Evening Prayer Brunswick Heads, 26 March, 2020, oil on canvas board, 30 X 25 cm
Alors, this picture can out of a very frustrated painter who could not decide how to treat the vast mess of clouds in the sky. From the start I decided to grab the smallest of ideas which raced through my mind and to run with it. But I couldn't keep up with the changes going on as twilight accelerated which forced me into an idea, or concept, about how I might find my way into it. I was on dangerous ground.
Unless one is Bonington, or one of those magnificent Flemish painters of the 18th century, a sky full of clouds can be a hairy operation for an amateur like myself. There are too many problems with it! It is a lot like the difficulty of drawing hands. Unless one is Van Dyck or Van Gogh, one must be prepared to fail. Or, one paints them like Picasso with a graphic audacity which spins the attention of the viewer away from his mangled hands like a magician distracts his audience.
And these clouds overrun the sky, and they distort the distance which create a host of problems for the painter. How to push the horizon into the painting when overhead, a cacophony of clouds run amuck like children at recess hour.
This is how I felt. My idea was to fail without shame as the Buddhists love to say when beginning many activities:
"I am already dead!" they exclaim.
And I often use that idea when faced with a wall of insecurity like before an important tennis match I will recite it to myself.

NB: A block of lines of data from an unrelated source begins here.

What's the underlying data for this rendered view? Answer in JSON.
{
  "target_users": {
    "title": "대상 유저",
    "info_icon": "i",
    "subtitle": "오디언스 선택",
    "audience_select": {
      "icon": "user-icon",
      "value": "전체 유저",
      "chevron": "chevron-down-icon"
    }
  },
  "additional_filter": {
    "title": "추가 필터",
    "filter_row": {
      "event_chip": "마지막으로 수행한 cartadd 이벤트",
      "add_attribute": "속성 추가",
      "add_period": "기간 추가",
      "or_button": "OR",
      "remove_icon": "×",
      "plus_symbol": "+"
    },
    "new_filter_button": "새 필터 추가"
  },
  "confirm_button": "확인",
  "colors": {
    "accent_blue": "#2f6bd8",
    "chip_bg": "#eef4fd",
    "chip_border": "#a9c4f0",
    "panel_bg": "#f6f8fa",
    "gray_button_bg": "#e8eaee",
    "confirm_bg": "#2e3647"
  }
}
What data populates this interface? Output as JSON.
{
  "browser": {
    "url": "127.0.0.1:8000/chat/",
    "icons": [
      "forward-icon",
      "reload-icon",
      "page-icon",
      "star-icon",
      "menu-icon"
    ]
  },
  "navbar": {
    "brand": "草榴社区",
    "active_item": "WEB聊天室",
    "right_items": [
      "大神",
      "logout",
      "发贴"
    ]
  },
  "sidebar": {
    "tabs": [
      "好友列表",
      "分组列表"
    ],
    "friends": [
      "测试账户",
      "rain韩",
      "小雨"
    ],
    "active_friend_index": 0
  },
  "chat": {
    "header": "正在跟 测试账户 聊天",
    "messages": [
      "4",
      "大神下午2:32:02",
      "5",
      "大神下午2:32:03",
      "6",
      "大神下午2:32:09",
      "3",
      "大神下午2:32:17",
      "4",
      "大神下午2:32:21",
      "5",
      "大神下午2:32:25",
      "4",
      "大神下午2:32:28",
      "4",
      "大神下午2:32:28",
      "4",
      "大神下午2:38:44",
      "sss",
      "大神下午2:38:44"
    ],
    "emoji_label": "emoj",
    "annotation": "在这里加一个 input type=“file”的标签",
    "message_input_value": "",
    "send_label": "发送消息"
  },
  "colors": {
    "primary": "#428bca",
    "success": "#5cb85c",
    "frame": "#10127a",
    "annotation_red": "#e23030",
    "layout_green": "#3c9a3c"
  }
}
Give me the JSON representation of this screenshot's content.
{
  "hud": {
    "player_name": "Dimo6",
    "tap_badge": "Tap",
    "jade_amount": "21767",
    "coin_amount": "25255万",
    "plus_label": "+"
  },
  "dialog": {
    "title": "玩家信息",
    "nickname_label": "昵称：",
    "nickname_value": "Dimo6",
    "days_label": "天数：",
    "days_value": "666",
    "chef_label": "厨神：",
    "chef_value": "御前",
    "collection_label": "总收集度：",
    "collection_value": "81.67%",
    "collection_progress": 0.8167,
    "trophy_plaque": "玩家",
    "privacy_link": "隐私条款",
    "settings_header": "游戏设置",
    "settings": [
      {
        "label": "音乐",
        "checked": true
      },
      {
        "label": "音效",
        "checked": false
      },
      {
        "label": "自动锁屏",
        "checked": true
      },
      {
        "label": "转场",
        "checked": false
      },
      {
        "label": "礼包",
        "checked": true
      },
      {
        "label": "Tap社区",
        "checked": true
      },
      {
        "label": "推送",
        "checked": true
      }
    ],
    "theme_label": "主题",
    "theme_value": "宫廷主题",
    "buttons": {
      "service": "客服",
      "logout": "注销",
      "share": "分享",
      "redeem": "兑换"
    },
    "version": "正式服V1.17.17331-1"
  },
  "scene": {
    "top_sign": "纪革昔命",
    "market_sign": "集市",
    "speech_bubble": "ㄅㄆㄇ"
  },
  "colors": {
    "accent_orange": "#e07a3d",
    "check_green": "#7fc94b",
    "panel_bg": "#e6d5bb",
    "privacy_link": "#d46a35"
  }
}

And so the other night, I just let go as if already dead, and something wonderful happened. I had decided to proceed differently, and I found myself on thin ice yet weightless. When I had finished I was very surprised by it. And I suppose, for me, that is the whole point of both creation and participation in art; the element of surprise.